The early work and his current research on scientific practice and "The Matthew Effect," which analyzes the accumulation of scientific prestige among individuals and organizations, continue to provide a major impetus to research by historians as well as sociologists of science.
Merton is the author, co-author or editor of more than 20 books and 200 articles in scholarly journals. A recent symposium devoted to a half-dozen books published on his work describes him as "the most distinguished living sociologist and a major figure in twentieth-century social science."
Typically marked by erudition, elegance and wit, Merton's fruitful theoretical and empirical contributions are drawn upon in all the social sciences. His pioneering theoretical work on the unintended consequences of social action and specifically the concept of the self-fulfilling prophecy have been employed in hundreds of research papers. Often identified as the most often cited and reprinted paper in sociology, his analysis of deviant behavior and opportunity structure started another continuing research tradition.

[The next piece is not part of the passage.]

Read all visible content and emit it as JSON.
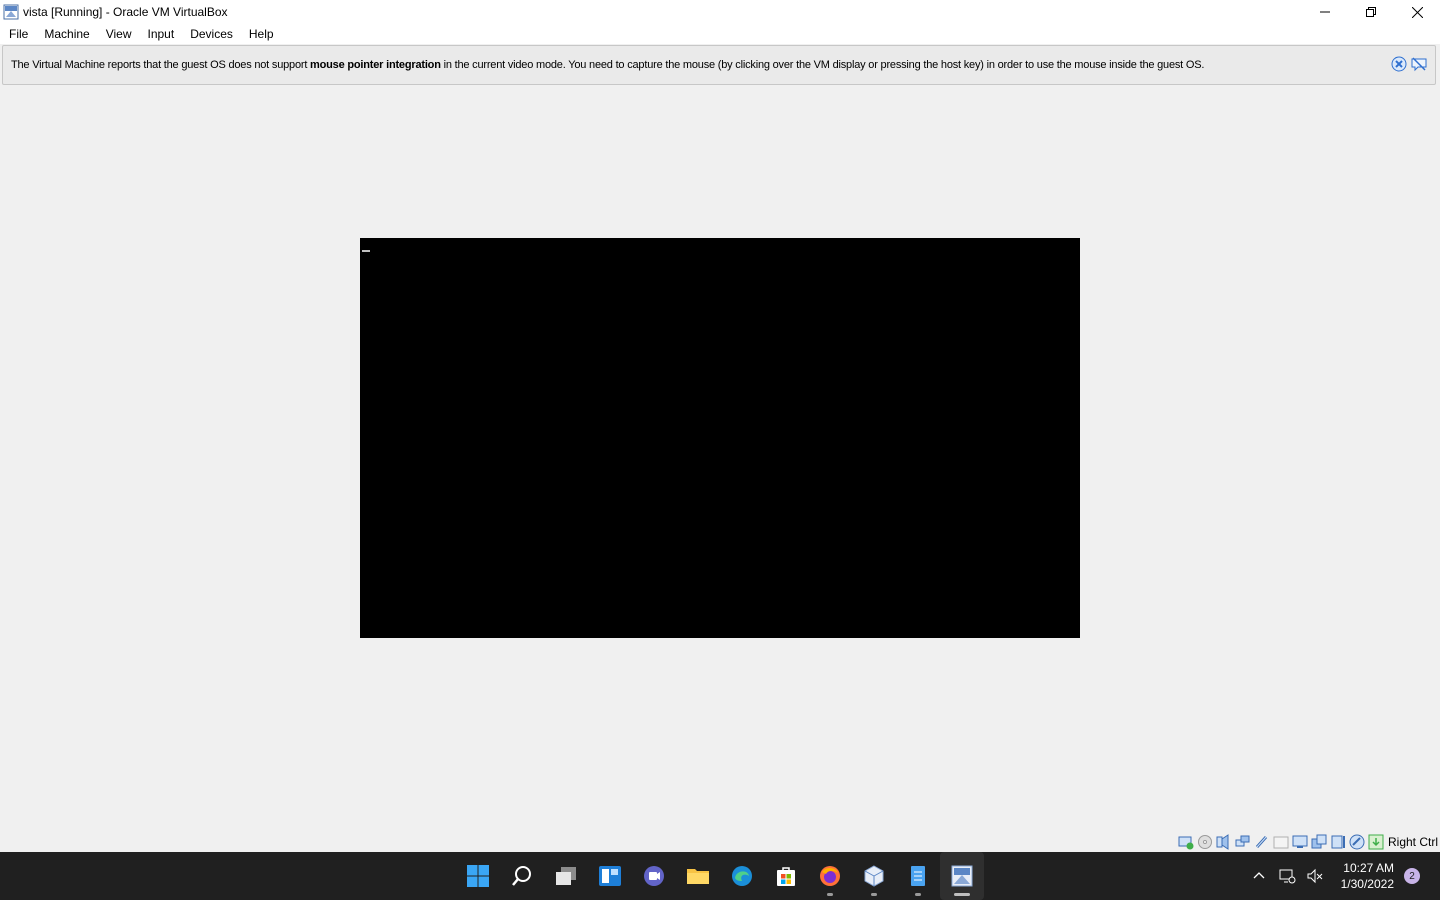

The focused interview technique he and his co-workers introduced in the 1940s has led to the focus group as a widely used and, Merton observes, often misused tool of social research in politics and the marketplace.
Merton has received many national and international honors for his research. He is one of the first sociologists elected to the National Academy of Sciences and the first American sociologist to be elected a foreign member of the Royal Swedish Academy of Sciences and a Corresponding Fellow of the British Academy. He is also a member of the American Philosophical Society, the American Academy of Arts and Sciences, which awarded him its Parsons Prize, the National Academy of Education and Academica Europaea.
He received a Guggenheim Fellowship in 1962 and was the first sociologist to be named a MacArthur Fellow (1983-88). More than 20 universities have awarded him honorary degrees, including Harvard, Yale, Columbia and Chicago, and, abroad, the Universities of Leyden, Wales, Oslo and Krakow, the Hebrew University of Jerusalem and Oxford.
Also receiving a National Medal of Science this year is Frank Press, a geophysicist from the Carnegie Institution of Washington and a former president of the National Academy of Sciences. Press earned the M.A. in 1946 and the Ph.D. in 1949 from Columbia, and taught at Columbia from 1949 to 1955.